> **The data**:
+++

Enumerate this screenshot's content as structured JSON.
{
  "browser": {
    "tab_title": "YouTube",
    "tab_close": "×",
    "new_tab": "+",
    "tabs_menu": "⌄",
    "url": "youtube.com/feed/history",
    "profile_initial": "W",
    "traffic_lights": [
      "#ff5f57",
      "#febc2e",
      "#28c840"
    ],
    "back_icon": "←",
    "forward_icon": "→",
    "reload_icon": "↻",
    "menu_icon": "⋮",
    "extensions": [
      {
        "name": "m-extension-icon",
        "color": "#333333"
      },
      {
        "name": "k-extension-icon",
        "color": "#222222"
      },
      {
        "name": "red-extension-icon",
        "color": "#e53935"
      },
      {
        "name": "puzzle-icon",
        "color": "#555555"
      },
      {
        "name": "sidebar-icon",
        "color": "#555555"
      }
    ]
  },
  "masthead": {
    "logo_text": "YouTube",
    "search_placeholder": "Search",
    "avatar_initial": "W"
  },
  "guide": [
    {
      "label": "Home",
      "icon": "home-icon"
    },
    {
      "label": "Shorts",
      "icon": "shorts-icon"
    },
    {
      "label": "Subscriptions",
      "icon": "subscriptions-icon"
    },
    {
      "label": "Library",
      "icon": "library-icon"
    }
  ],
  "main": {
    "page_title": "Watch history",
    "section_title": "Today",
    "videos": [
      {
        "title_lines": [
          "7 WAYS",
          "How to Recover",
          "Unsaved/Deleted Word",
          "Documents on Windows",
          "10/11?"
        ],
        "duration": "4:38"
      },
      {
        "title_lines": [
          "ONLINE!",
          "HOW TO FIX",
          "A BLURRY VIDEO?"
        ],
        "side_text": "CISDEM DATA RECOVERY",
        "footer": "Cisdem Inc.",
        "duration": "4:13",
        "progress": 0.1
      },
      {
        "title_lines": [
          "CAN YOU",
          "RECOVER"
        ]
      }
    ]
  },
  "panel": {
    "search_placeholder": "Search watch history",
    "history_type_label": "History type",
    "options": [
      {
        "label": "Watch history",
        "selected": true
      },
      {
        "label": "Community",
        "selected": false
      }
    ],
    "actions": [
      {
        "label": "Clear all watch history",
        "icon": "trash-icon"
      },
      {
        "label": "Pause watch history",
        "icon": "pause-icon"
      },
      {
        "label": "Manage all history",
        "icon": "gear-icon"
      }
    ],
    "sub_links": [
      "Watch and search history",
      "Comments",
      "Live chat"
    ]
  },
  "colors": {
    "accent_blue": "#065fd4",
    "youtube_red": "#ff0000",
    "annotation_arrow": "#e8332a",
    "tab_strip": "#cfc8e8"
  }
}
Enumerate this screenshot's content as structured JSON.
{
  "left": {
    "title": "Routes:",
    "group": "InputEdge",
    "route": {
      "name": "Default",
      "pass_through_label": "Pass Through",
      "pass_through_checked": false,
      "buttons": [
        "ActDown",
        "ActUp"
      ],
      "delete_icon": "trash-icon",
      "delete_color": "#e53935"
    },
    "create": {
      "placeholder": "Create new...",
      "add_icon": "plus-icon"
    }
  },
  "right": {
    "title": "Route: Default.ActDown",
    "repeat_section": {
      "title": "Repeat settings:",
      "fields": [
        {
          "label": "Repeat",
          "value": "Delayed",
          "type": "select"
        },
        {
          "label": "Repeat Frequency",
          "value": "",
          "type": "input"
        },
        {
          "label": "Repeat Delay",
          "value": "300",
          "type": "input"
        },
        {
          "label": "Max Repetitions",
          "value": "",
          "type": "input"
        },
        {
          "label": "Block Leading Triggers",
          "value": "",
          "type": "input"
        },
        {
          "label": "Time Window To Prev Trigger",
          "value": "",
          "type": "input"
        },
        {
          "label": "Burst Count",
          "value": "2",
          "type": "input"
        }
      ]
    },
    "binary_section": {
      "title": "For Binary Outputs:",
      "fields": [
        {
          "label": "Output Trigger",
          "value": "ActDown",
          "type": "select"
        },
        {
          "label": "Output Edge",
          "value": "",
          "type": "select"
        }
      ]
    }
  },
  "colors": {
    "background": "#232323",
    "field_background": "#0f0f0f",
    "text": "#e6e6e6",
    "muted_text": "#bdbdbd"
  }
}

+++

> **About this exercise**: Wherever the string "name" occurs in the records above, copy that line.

> **Answer space**:
        "name": "m-extension-icon",
        "name": "k-extension-icon",
        "name": "red-extension-icon",
        "name": "puzzle-icon",
        "name": "sidebar-icon",
      "name": "Default",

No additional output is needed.